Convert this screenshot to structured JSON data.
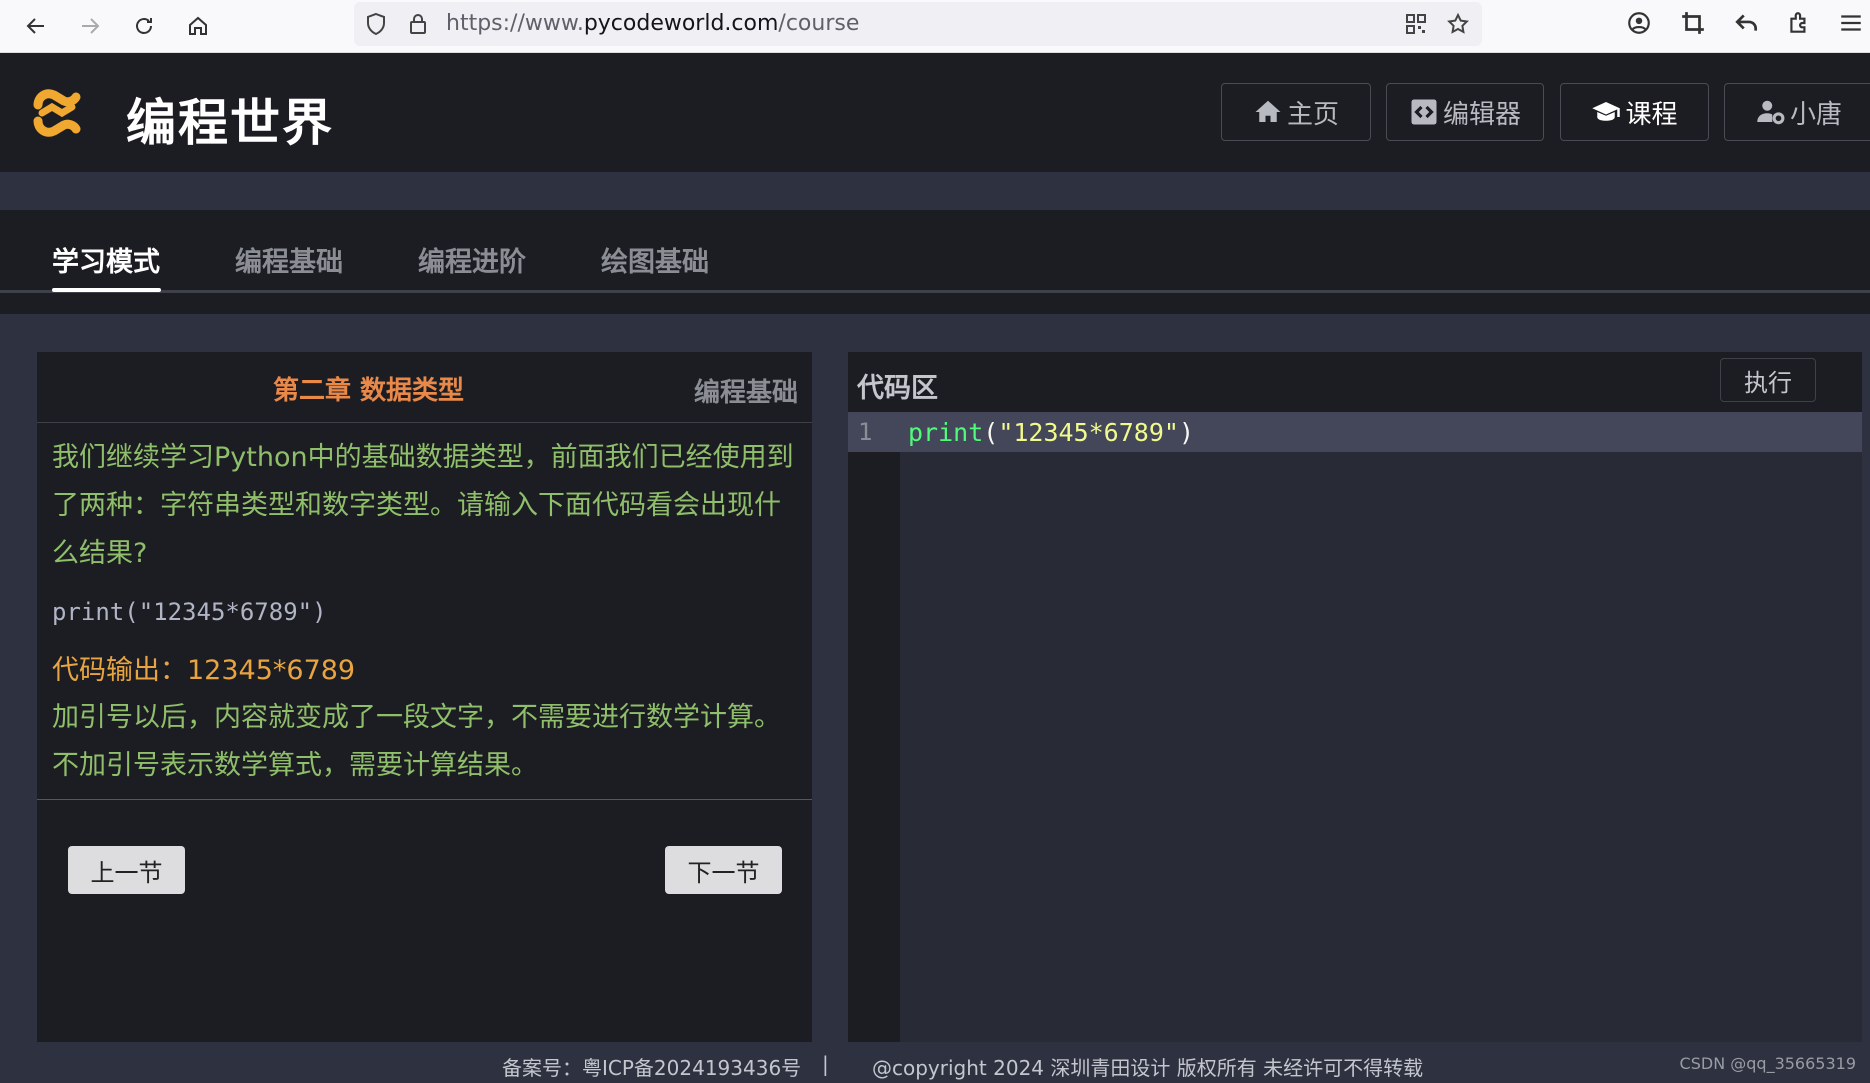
{
  "browser": {
    "url_prefix": "https://www.",
    "url_host": "pycodeworld.com",
    "url_path": "/course"
  },
  "site": {
    "title": "编程世界",
    "nav": [
      {
        "label": "主页",
        "icon": "home-icon"
      },
      {
        "label": "编辑器",
        "icon": "code-icon"
      },
      {
        "label": "课程",
        "icon": "graduation-cap-icon"
      },
      {
        "label": "小唐",
        "icon": "user-gear-icon"
      }
    ]
  },
  "tabs": [
    "学习模式",
    "编程基础",
    "编程进阶",
    "绘图基础"
  ],
  "lesson": {
    "chapter": "第二章 数据类型",
    "category": "编程基础",
    "intro": "我们继续学习Python中的基础数据类型，前面我们已经使用到了两种：字符串类型和数字类型。请输入下面代码看会出现什么结果?",
    "code_sample": "print(\"12345*6789\")",
    "output": "代码输出：12345*6789",
    "explanation_1": "加引号以后，内容就变成了一段文字，不需要进行数学计算。",
    "explanation_2": "不加引号表示数学算式，需要计算结果。",
    "prev_label": "上一节",
    "next_label": "下一节"
  },
  "editor": {
    "title": "代码区",
    "run_label": "执行",
    "line_number": "1",
    "code_fn": "print",
    "code_open": "(",
    "code_str": "\"12345*6789\"",
    "code_close": ")"
  },
  "footer": {
    "icp": "备案号：粤ICP备2024193436号",
    "separator": "|",
    "copyright": "@copyright 2024 深圳青田设计 版权所有 未经许可不得转载",
    "watermark": "CSDN @qq_35665319"
  },
  "colors": {
    "chapter": "#e8894a",
    "lesson_text": "#8fbf6a",
    "output": "#e8a441"
  }
}
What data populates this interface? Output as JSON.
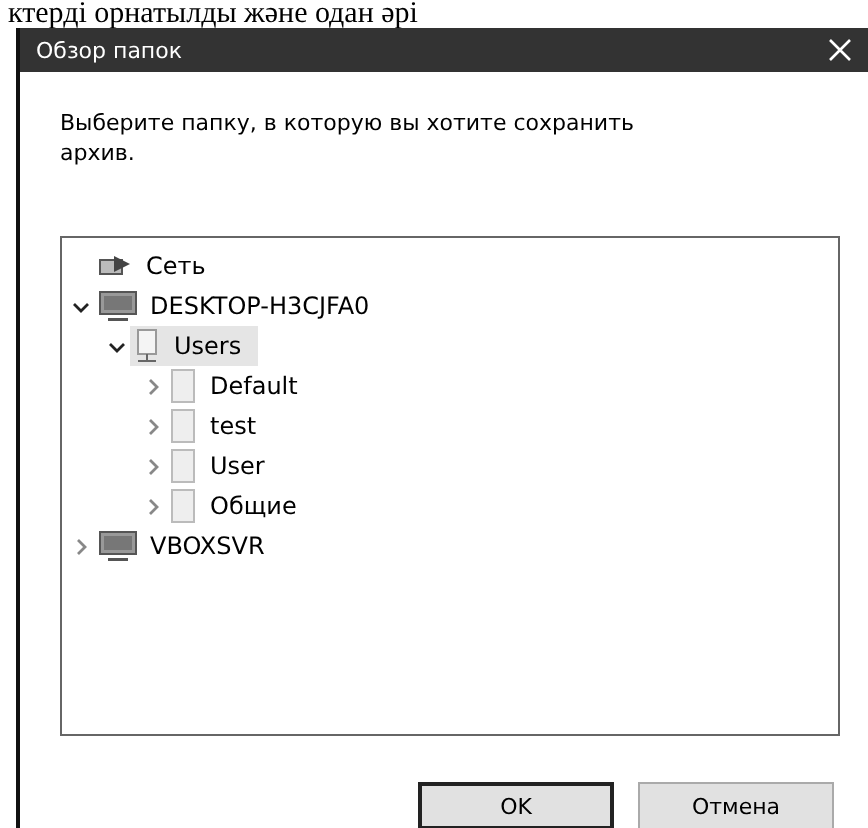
{
  "background_text": "ктерді орнатылды және одан әрі",
  "window": {
    "title": "Обзор папок"
  },
  "instruction": "Выберите папку, в которую вы хотите сохранить архив.",
  "tree": [
    {
      "label": "Сеть",
      "kind": "network",
      "selected": false
    },
    {
      "label": "DESKTOP-H3CJFA0",
      "kind": "computer",
      "selected": false,
      "expanded": true,
      "children": [
        {
          "label": "Users",
          "kind": "share",
          "selected": true,
          "expanded": true,
          "children": [
            {
              "label": "Default",
              "kind": "folder",
              "selected": false,
              "expanded": false
            },
            {
              "label": "test",
              "kind": "folder",
              "selected": false,
              "expanded": false
            },
            {
              "label": "User",
              "kind": "folder",
              "selected": false,
              "expanded": false
            },
            {
              "label": "Общие",
              "kind": "folder",
              "selected": false,
              "expanded": false
            }
          ]
        }
      ]
    },
    {
      "label": "VBOXSVR",
      "kind": "computer",
      "selected": false,
      "expanded": false
    }
  ],
  "buttons": [
    {
      "label": "OK",
      "default": true
    },
    {
      "label": "Отмена",
      "default": false
    }
  ]
}
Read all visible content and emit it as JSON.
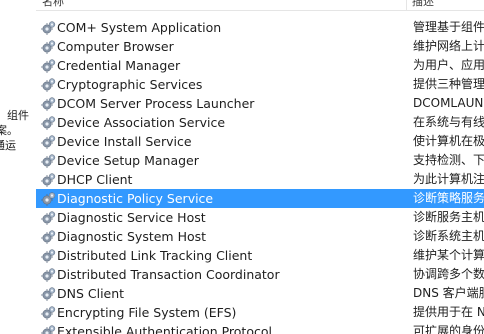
{
  "left_pane": {
    "line1": "组件",
    "line2": "方案。",
    "line3": "通运"
  },
  "columns": {
    "name": "名称",
    "description": "描述"
  },
  "selected_index": 9,
  "services": [
    {
      "name": "COM+ System Application",
      "description": "管理基于组件"
    },
    {
      "name": "Computer Browser",
      "description": "维护网络上计"
    },
    {
      "name": "Credential Manager",
      "description": "为用户、应用"
    },
    {
      "name": "Cryptographic Services",
      "description": "提供三种管理"
    },
    {
      "name": "DCOM Server Process Launcher",
      "description": "DCOMLAUN"
    },
    {
      "name": "Device Association Service",
      "description": "在系统与有线"
    },
    {
      "name": "Device Install Service",
      "description": "使计算机在极"
    },
    {
      "name": "Device Setup Manager",
      "description": "支持检测、下"
    },
    {
      "name": "DHCP Client",
      "description": "为此计算机注"
    },
    {
      "name": "Diagnostic Policy Service",
      "description": "诊断策略服务"
    },
    {
      "name": "Diagnostic Service Host",
      "description": "诊断服务主机"
    },
    {
      "name": "Diagnostic System Host",
      "description": "诊断系统主机"
    },
    {
      "name": "Distributed Link Tracking Client",
      "description": "维护某个计算"
    },
    {
      "name": "Distributed Transaction Coordinator",
      "description": "协调跨多个数"
    },
    {
      "name": "DNS Client",
      "description": "DNS 客户端服"
    },
    {
      "name": "Encrypting File System (EFS)",
      "description": "提供用于在 N"
    },
    {
      "name": "Extensible Authentication Protocol",
      "description": "可扩展的身份"
    }
  ],
  "icon": "gear-service-icon"
}
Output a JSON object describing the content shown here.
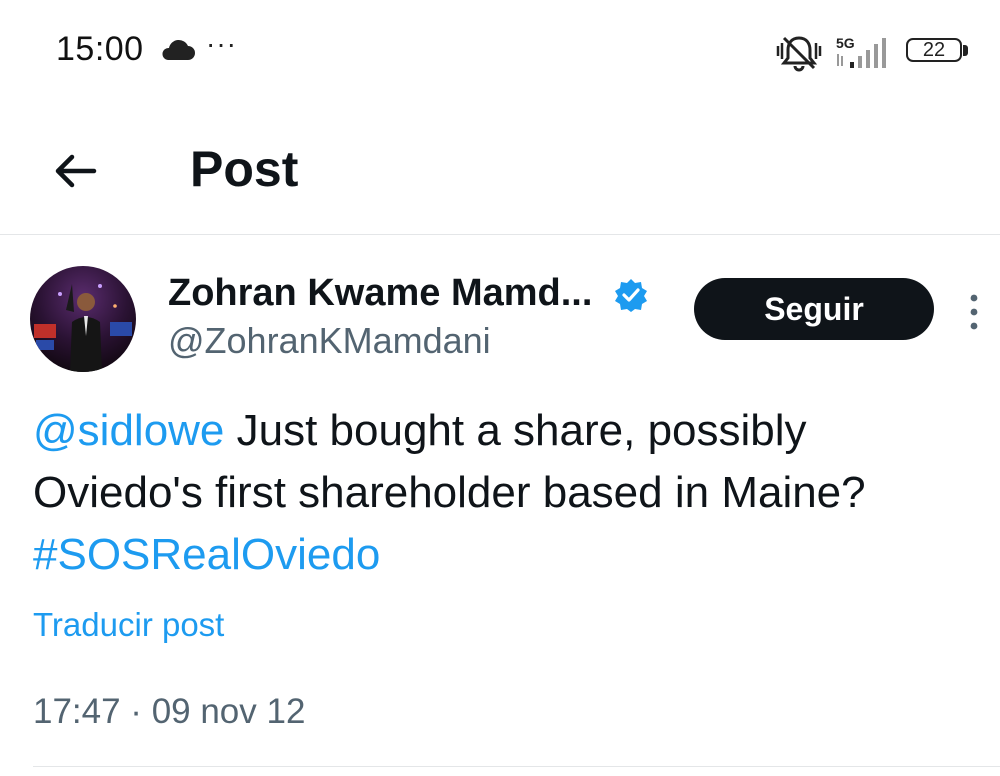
{
  "status_bar": {
    "time": "15:00",
    "overflow": "···",
    "network": "5G",
    "battery": "22",
    "icons": [
      "cloud-icon",
      "bell-muted-icon",
      "signal-icon",
      "battery-icon"
    ]
  },
  "header": {
    "back_icon": "arrow-left-icon",
    "title": "Post"
  },
  "author": {
    "display_name": "Zohran Kwame Mamd...",
    "handle": "@ZohranKMamdani",
    "verified": true,
    "follow_label": "Seguir"
  },
  "post": {
    "mention": "@sidlowe",
    "text": " Just bought a share, possibly Oviedo's first shareholder based in Maine?",
    "hashtag": "#SOSRealOviedo",
    "translate_label": "Traducir post",
    "timestamp": "17:47 · 09 nov 12"
  },
  "colors": {
    "link": "#1d9bf0",
    "follow_bg": "#0f1419",
    "secondary_text": "#536471",
    "verified": "#1d9bf0"
  }
}
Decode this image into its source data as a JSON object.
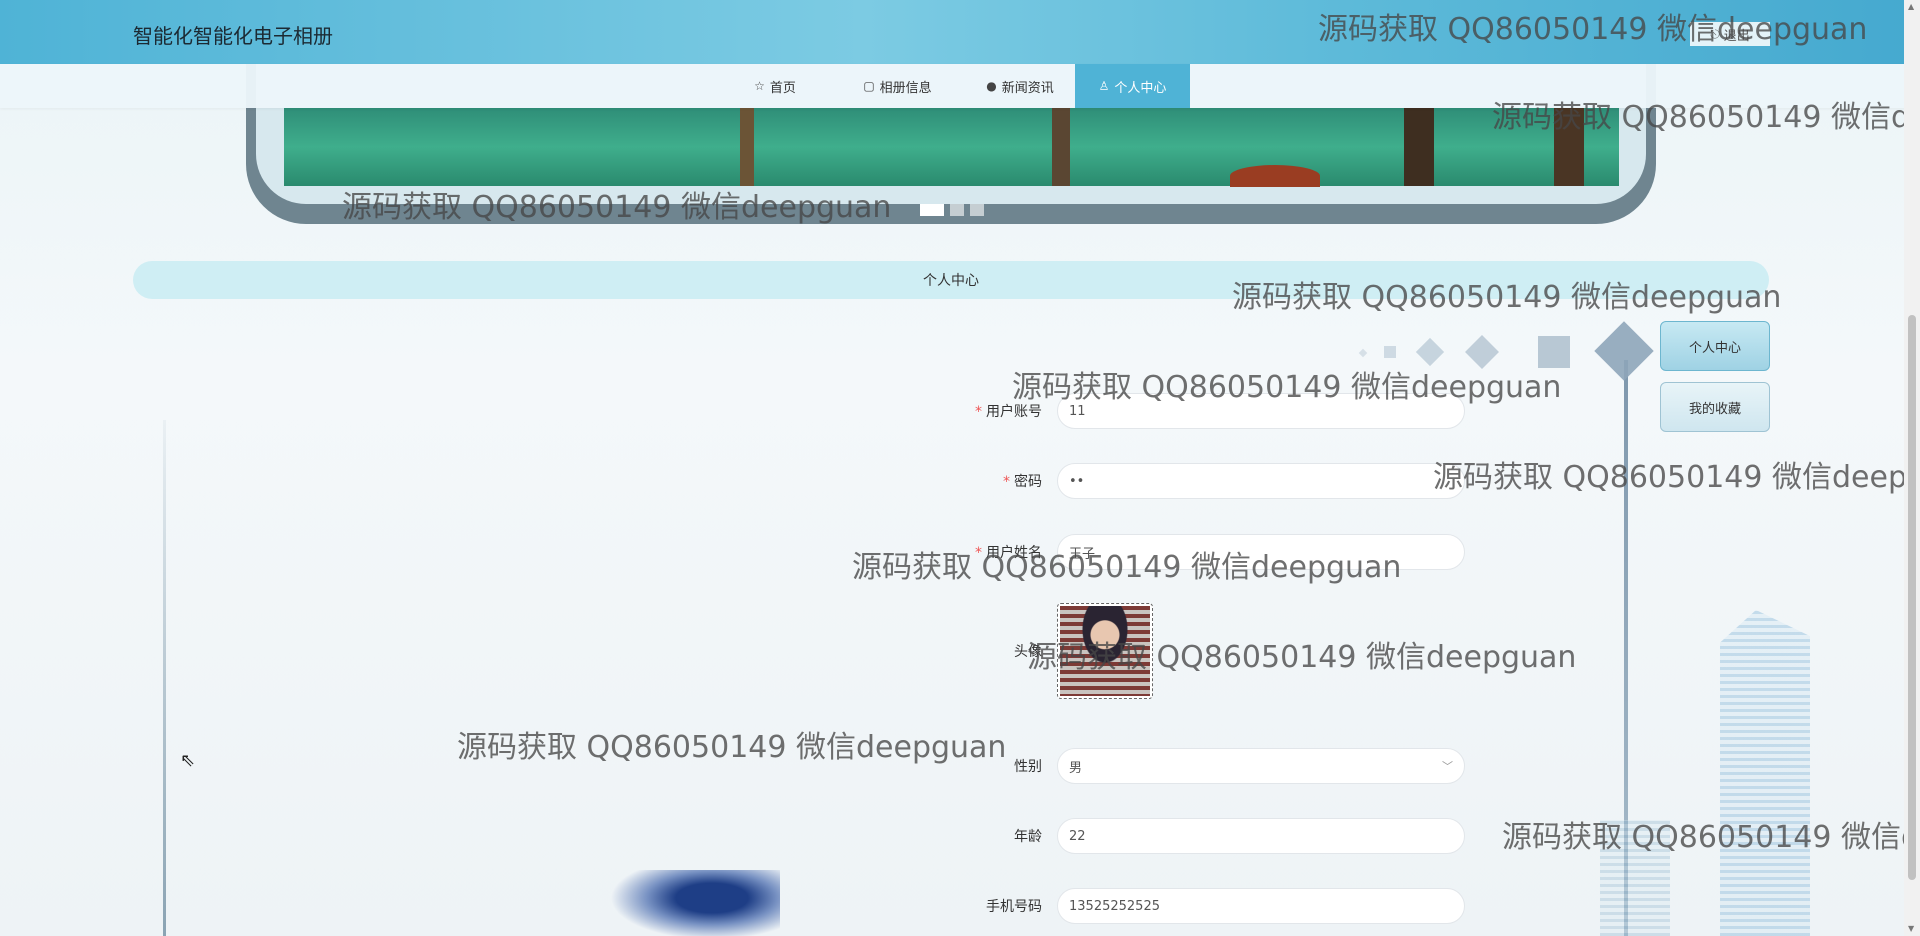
{
  "header": {
    "site_title": "智能化智能化电子相册",
    "logout_label": "退出"
  },
  "nav": {
    "items": [
      {
        "label": "首页",
        "icon": "star-icon"
      },
      {
        "label": "相册信息",
        "icon": "bag-icon"
      },
      {
        "label": "新闻资讯",
        "icon": "info-icon"
      },
      {
        "label": "个人中心",
        "icon": "user-icon",
        "active": true
      }
    ]
  },
  "section": {
    "title": "个人中心"
  },
  "side_menu": {
    "items": [
      {
        "label": "个人中心",
        "active": true
      },
      {
        "label": "我的收藏"
      }
    ]
  },
  "form": {
    "account_label": "用户账号",
    "account_value": "11",
    "password_label": "密码",
    "password_value": "••",
    "name_label": "用户姓名",
    "name_value": "王子",
    "avatar_label": "头像",
    "gender_label": "性别",
    "gender_value": "男",
    "age_label": "年龄",
    "age_value": "22",
    "phone_label": "手机号码",
    "phone_value": "13525252525"
  },
  "watermark": "源码获取 QQ86050149 微信deepguan",
  "colors": {
    "header": "#4fb3d6",
    "nav_active": "#4fb3d6",
    "section_bar": "#cfeef4",
    "required": "#e55555"
  }
}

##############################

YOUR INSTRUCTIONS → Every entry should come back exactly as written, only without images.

FINAL ANSWER →
Convert this screenshot to structured JSON data.
{
  "browser": {
    "url_prefix": "https://www.",
    "url_host": "pycodeworld.com",
    "url_path": "/course"
  },
  "site": {
    "title": "编程世界",
    "nav": [
      {
        "label": "主页",
        "icon": "home-icon"
      },
      {
        "label": "编辑器",
        "icon": "code-icon"
      },
      {
        "label": "课程",
        "icon": "graduation-cap-icon"
      },
      {
        "label": "小唐",
        "icon": "user-gear-icon"
      }
    ]
  },
  "tabs": [
    "学习模式",
    "编程基础",
    "编程进阶",
    "绘图基础"
  ],
  "lesson": {
    "chapter": "第二章 数据类型",
    "category": "编程基础",
    "intro": "我们继续学习Python中的基础数据类型，前面我们已经使用到了两种：字符串类型和数字类型。请输入下面代码看会出现什么结果?",
    "code_sample": "print(\"12345*6789\")",
    "output": "代码输出：12345*6789",
    "explanation_1": "加引号以后，内容就变成了一段文字，不需要进行数学计算。",
    "explanation_2": "不加引号表示数学算式，需要计算结果。",
    "prev_label": "上一节",
    "next_label": "下一节"
  },
  "editor": {
    "title": "代码区",
    "run_label": "执行",
    "line_number": "1",
    "code_fn": "print",
    "code_open": "(",
    "code_str": "\"12345*6789\"",
    "code_close": ")"
  },
  "footer": {
    "icp": "备案号：粤ICP备2024193436号",
    "separator": "|",
    "copyright": "@copyright 2024 深圳青田设计 版权所有 未经许可不得转载",
    "watermark": "CSDN @qq_35665319"
  },
  "colors": {
    "chapter": "#e8894a",
    "lesson_text": "#8fbf6a",
    "output": "#e8a441"
  }
}
What data populates this interface? Output as JSON.
{
  "background_text": "ктерді орнатылды және одан әрі",
  "window": {
    "title": "Обзор папок"
  },
  "instruction": "Выберите папку, в которую вы хотите сохранить архив.",
  "tree": [
    {
      "label": "Сеть",
      "kind": "network",
      "selected": false
    },
    {
      "label": "DESKTOP-H3CJFA0",
      "kind": "computer",
      "selected": false,
      "expanded": true,
      "children": [
        {
          "label": "Users",
          "kind": "share",
          "selected": true,
          "expanded": true,
          "children": [
            {
              "label": "Default",
              "kind": "folder",
              "selected": false,
              "expanded": false
            },
            {
              "label": "test",
              "kind": "folder",
              "selected": false,
              "expanded": false
            },
            {
              "label": "User",
              "kind": "folder",
              "selected": false,
              "expanded": false
            },
            {
              "label": "Общие",
              "kind": "folder",
              "selected": false,
              "expanded": false
            }
          ]
        }
      ]
    },
    {
      "label": "VBOXSVR",
      "kind": "computer",
      "selected": false,
      "expanded": false
    }
  ],
  "buttons": [
    {
      "label": "OK",
      "default": true
    },
    {
      "label": "Отмена",
      "default": false
    }
  ]
}
Read all visible content and emit it as JSON.
{
  "left_pane": {
    "line1": "组件",
    "line2": "方案。",
    "line3": "通运"
  },
  "columns": {
    "name": "名称",
    "description": "描述"
  },
  "selected_index": 9,
  "services": [
    {
      "name": "COM+ System Application",
      "description": "管理基于组件"
    },
    {
      "name": "Computer Browser",
      "description": "维护网络上计"
    },
    {
      "name": "Credential Manager",
      "description": "为用户、应用"
    },
    {
      "name": "Cryptographic Services",
      "description": "提供三种管理"
    },
    {
      "name": "DCOM Server Process Launcher",
      "description": "DCOMLAUN"
    },
    {
      "name": "Device Association Service",
      "description": "在系统与有线"
    },
    {
      "name": "Device Install Service",
      "description": "使计算机在极"
    },
    {
      "name": "Device Setup Manager",
      "description": "支持检测、下"
    },
    {
      "name": "DHCP Client",
      "description": "为此计算机注"
    },
    {
      "name": "Diagnostic Policy Service",
      "description": "诊断策略服务"
    },
    {
      "name": "Diagnostic Service Host",
      "description": "诊断服务主机"
    },
    {
      "name": "Diagnostic System Host",
      "description": "诊断系统主机"
    },
    {
      "name": "Distributed Link Tracking Client",
      "description": "维护某个计算"
    },
    {
      "name": "Distributed Transaction Coordinator",
      "description": "协调跨多个数"
    },
    {
      "name": "DNS Client",
      "description": "DNS 客户端服"
    },
    {
      "name": "Encrypting File System (EFS)",
      "description": "提供用于在 N"
    },
    {
      "name": "Extensible Authentication Protocol",
      "description": "可扩展的身份"
    }
  ],
  "icon": "gear-service-icon"
}
Output a JSON object describing the content shown here.
{
  "status_bar": {
    "time": "15:00",
    "overflow": "···",
    "network": "5G",
    "battery": "22",
    "icons": [
      "cloud-icon",
      "bell-muted-icon",
      "signal-icon",
      "battery-icon"
    ]
  },
  "header": {
    "back_icon": "arrow-left-icon",
    "title": "Post"
  },
  "author": {
    "display_name": "Zohran Kwame Mamd...",
    "handle": "@ZohranKMamdani",
    "verified": true,
    "follow_label": "Seguir"
  },
  "post": {
    "mention": "@sidlowe",
    "text": " Just bought a share, possibly Oviedo's first shareholder based in Maine?",
    "hashtag": "#SOSRealOviedo",
    "translate_label": "Traducir post",
    "timestamp": "17:47 · 09 nov 12"
  },
  "colors": {
    "link": "#1d9bf0",
    "follow_bg": "#0f1419",
    "secondary_text": "#536471",
    "verified": "#1d9bf0"
  }
}
Decode this image into its source data as a JSON object.
{
  "header": {
    "site_title": "智能化智能化电子相册",
    "logout_label": "退出"
  },
  "nav": {
    "items": [
      {
        "label": "首页",
        "icon": "star-icon"
      },
      {
        "label": "相册信息",
        "icon": "bag-icon"
      },
      {
        "label": "新闻资讯",
        "icon": "info-icon"
      },
      {
        "label": "个人中心",
        "icon": "user-icon",
        "active": true
      }
    ]
  },
  "section": {
    "title": "个人中心"
  },
  "side_menu": {
    "items": [
      {
        "label": "个人中心",
        "active": true
      },
      {
        "label": "我的收藏"
      }
    ]
  },
  "form": {
    "account_label": "用户账号",
    "account_value": "11",
    "password_label": "密码",
    "password_value": "••",
    "name_label": "用户姓名",
    "name_value": "王子",
    "avatar_label": "头像",
    "gender_label": "性别",
    "gender_value": "男",
    "age_label": "年龄",
    "age_value": "22",
    "phone_label": "手机号码",
    "phone_value": "13525252525"
  },
  "watermark": "源码获取 QQ86050149 微信deepguan",
  "colors": {
    "header": "#4fb3d6",
    "nav_active": "#4fb3d6",
    "section_bar": "#cfeef4",
    "required": "#e55555"
  }
}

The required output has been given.